Last Monday, in Ready Set Go – Part II I wrote about how to plan and execute the rest of the calendar year (for many their fiscal year). We looked at two scenarios, one for sellers who set themselves up for success. The second, and the focus for today’s post, is for those in the other group, the “Holy s#*t, there are only how many working days left in the year?” Don’t panic, that would just be a waste of your time, and time is something you don’t have in abundance; instead, get prospecting. Prospecting in two ways, first reworking all your current assets, the second is going beyond to prospects and buyers that you will need to identify, engage and move through the process. In essence what you should have been doing before the summer.
What I mean by reworking all your current assets are two specific activities. One look at all your “no decision” opportunities over the las 12 months. Opportunities that went into your pipeline, or sales process, progressed but died before coming out the other end as customers. These are not opportunities that bought from someone else, but that tested the market, then went back to the sideline having changed or done anything. In some instances this group could exceed 30% of things that go into the top of the pipe. They know you, you know them, things have changes, they may be more ready now, it certainly is worth a call. Even if they don’t re-engage now, they are likely starting the planning cycle for 2016; early bird is a good thing to be.
The other method is to crank up your referral efforts, both in your client base and, your indirect network, and your Referral 2.0 network. While I still believe in cold calling, referrals are nice too.
But you will also need to go beyond the comfort zone, and that’s where cold calling will come in. Specifically in two directions, first looking for opportunities that have a reasonable chance of closing this year. This does not have to be the proverbial lower hanging fruit, but could smaller deals for example. This may mean having more of these to sell, but that could not only mean shorter cycles, but also provide an initial entry point to accounts. The idea is to both salvage the year, and set yourself up for future growth.
Second, much like the successful group above, start hunting for things that will close next year, and close early. A challenge many sales people have is the start of year lull, often because they spend a disproportionate time “closing” late in the year. They return in the New Year only to find a neglected pipeline that takes time to build up and get back in shape. This can easily be avoided by starting early, starting now. Think of it as a variation to the above scenario, except in this instance we seed now, harvest in January.
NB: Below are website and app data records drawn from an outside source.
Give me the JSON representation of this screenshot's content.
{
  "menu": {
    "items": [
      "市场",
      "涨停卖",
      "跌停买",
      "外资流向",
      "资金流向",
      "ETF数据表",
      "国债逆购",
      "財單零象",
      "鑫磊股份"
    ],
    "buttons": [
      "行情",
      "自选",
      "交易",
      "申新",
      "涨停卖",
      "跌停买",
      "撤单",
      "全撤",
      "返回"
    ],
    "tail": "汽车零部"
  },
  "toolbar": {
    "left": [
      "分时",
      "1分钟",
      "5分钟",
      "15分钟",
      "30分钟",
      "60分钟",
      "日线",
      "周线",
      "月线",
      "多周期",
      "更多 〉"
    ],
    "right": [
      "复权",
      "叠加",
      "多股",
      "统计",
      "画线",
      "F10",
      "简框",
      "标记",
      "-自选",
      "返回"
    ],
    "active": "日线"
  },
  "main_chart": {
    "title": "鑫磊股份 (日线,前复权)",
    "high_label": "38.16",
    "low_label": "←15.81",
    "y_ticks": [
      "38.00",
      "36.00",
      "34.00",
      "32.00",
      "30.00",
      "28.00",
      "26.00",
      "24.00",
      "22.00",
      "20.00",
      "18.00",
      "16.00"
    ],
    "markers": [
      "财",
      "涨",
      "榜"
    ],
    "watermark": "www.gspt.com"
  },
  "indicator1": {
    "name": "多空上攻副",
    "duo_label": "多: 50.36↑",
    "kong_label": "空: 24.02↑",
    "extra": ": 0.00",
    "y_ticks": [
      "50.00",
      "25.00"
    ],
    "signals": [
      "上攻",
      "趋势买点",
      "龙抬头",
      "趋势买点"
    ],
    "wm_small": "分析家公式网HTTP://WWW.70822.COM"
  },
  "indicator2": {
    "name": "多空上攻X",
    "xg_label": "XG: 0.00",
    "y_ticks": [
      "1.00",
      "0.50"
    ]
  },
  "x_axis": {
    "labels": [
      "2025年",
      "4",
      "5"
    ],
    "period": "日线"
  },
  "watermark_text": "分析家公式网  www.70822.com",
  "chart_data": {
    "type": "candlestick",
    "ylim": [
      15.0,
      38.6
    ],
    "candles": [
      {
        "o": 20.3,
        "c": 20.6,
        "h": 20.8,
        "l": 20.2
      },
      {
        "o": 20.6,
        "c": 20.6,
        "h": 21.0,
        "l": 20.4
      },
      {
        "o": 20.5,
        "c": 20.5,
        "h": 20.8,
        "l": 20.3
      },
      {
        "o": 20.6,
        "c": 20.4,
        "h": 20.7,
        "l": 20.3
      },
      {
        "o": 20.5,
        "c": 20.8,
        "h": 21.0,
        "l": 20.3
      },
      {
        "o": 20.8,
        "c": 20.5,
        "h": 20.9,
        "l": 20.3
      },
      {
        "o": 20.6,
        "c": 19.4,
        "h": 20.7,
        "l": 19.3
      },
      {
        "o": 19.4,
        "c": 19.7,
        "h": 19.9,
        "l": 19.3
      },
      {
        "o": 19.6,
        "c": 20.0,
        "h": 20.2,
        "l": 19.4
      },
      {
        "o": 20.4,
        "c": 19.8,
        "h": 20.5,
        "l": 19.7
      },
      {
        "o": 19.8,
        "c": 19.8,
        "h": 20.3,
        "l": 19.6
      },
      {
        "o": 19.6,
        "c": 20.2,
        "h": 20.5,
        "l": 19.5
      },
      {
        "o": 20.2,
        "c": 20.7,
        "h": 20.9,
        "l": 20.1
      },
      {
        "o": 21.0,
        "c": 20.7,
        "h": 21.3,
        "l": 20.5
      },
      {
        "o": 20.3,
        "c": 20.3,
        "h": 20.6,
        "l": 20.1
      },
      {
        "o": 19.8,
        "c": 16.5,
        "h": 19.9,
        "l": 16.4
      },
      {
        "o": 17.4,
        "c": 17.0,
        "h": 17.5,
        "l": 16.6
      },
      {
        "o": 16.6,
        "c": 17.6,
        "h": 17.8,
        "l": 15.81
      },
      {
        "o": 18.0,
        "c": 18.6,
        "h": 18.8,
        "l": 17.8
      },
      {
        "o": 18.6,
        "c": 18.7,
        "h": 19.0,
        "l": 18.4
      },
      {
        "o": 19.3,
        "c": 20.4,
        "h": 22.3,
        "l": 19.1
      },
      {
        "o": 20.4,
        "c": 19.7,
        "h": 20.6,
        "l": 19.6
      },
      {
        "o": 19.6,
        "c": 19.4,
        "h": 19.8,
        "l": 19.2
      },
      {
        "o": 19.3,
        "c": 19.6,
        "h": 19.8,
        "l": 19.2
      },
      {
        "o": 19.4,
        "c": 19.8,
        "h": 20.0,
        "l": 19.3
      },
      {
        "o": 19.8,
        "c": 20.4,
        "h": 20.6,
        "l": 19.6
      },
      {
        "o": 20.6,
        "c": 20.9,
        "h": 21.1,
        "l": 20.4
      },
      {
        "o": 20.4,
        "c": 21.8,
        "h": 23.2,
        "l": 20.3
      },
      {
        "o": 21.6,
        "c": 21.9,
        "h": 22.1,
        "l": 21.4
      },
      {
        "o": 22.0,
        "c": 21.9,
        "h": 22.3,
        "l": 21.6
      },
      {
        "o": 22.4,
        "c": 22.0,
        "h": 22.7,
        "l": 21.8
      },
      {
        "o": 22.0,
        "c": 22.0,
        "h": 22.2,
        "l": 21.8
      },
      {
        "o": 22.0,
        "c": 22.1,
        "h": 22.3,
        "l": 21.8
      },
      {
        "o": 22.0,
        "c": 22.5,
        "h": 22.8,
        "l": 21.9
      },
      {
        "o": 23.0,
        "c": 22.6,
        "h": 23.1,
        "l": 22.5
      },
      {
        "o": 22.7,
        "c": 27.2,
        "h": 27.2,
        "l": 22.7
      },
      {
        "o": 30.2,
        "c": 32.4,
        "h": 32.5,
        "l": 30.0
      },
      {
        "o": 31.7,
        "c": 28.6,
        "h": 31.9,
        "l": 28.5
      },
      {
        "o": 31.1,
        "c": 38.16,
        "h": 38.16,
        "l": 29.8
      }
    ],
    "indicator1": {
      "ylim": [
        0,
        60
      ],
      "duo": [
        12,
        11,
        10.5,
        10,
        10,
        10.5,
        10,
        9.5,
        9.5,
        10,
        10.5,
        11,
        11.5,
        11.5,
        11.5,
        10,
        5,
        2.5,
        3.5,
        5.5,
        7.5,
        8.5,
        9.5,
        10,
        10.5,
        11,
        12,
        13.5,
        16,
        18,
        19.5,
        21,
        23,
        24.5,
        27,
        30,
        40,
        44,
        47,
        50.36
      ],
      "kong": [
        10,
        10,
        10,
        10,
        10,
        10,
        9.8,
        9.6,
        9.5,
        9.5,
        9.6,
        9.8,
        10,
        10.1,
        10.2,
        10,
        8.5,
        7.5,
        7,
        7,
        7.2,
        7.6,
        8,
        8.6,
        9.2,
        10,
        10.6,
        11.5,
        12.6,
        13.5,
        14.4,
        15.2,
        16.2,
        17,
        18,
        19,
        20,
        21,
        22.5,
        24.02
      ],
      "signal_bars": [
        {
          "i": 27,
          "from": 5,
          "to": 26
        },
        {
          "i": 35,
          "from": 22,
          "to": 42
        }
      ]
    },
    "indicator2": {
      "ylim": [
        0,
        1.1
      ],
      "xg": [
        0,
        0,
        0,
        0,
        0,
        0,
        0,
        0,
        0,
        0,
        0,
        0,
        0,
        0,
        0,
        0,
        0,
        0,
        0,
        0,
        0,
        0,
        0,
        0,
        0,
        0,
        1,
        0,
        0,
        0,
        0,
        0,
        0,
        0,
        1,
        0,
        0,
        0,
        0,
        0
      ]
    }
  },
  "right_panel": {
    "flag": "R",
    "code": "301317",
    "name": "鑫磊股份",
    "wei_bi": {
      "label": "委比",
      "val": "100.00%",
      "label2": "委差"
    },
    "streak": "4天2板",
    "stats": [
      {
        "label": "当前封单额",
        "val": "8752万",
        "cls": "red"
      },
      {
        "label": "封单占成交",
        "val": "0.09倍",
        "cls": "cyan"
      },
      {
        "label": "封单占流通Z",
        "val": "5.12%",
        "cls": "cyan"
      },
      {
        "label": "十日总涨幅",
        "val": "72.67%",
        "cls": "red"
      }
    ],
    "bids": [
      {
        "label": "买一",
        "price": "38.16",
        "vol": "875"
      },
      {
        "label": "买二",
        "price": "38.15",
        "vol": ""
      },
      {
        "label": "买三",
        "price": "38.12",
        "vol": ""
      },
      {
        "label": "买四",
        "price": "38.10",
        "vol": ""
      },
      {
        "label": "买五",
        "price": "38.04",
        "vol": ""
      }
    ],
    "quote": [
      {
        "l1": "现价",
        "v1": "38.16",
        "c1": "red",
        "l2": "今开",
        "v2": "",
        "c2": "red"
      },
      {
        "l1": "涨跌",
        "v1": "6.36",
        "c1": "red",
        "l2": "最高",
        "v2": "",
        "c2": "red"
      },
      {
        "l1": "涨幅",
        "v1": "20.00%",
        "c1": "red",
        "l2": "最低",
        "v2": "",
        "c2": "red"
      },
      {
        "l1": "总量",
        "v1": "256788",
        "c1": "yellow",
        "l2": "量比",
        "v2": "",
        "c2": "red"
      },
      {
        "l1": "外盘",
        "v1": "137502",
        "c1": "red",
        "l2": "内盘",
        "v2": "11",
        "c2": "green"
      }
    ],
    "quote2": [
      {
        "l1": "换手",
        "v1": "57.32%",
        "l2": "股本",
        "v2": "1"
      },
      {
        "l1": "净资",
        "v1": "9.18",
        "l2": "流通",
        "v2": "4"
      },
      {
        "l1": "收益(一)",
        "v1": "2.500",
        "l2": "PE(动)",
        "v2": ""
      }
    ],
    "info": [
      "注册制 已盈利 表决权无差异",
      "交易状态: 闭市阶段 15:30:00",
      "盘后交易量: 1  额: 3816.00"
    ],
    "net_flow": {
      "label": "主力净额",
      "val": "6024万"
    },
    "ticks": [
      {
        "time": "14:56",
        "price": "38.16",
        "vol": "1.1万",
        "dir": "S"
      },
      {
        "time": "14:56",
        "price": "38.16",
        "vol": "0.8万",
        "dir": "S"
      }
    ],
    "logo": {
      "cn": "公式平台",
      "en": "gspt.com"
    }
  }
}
To avoid this, but you have to start now. I always find it interesting that prospects are able to hold
Look at it this way, at least if you miss quota this year, you will have given your employer a reason to keep you around for next year.